Records for processing:
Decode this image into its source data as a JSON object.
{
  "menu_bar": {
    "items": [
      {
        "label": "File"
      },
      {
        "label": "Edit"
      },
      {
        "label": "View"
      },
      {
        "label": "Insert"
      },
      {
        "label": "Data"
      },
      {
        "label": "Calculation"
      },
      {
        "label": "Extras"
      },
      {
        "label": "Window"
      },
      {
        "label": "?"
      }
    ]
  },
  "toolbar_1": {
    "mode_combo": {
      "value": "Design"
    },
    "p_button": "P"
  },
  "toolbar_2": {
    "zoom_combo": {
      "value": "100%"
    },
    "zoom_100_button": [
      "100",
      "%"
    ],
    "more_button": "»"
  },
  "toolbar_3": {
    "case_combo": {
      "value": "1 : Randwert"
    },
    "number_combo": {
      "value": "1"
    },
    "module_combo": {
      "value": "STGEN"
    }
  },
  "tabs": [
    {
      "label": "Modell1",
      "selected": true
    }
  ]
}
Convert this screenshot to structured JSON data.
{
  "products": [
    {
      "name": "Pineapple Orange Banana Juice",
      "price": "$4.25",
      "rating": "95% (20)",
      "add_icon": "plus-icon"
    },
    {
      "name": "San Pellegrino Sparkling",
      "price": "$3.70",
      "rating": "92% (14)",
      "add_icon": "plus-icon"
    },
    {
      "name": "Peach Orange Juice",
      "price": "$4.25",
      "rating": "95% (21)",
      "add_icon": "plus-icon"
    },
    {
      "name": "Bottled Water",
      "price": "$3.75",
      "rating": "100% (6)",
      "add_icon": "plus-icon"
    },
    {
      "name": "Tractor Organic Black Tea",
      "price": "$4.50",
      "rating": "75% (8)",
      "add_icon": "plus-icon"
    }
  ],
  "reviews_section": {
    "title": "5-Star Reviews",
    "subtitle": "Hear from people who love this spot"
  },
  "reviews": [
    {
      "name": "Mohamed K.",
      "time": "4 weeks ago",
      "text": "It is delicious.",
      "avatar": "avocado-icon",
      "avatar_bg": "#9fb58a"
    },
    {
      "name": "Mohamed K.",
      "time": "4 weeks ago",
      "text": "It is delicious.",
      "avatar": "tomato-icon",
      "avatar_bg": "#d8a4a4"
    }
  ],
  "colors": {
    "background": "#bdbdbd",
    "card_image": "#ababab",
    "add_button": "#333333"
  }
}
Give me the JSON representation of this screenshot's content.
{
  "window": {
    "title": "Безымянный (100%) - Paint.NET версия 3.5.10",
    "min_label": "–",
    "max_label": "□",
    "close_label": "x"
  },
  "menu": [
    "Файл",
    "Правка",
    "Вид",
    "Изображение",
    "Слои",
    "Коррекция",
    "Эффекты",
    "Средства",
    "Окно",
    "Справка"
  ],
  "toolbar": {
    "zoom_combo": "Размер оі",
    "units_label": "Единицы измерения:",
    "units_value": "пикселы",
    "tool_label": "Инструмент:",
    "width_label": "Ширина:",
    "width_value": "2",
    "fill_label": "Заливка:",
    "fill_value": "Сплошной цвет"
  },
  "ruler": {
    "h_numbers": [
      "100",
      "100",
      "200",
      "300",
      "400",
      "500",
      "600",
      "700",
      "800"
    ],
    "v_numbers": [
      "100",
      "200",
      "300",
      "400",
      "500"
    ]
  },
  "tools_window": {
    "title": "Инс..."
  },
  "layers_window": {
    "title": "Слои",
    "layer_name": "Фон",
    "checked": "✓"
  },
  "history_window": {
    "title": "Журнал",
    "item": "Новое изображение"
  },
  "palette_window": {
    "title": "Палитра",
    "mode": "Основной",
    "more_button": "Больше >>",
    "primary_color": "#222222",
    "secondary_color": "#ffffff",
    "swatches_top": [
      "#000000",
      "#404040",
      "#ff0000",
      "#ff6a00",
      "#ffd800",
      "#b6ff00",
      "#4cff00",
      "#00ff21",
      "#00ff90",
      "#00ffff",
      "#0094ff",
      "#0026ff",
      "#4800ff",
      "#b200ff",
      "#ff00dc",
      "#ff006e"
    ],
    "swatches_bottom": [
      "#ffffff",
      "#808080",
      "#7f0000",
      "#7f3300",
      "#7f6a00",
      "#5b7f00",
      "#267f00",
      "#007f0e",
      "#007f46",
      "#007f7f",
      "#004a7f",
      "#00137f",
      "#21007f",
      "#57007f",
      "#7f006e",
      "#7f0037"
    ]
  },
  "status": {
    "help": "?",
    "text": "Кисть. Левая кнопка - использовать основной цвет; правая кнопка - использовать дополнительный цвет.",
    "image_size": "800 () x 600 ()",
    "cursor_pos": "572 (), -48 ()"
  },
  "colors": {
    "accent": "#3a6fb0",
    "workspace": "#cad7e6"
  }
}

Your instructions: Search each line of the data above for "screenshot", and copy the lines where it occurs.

Problem solution:
Convert this screenshot to structured JSON data.
Give me the JSON representation of this screenshot's content.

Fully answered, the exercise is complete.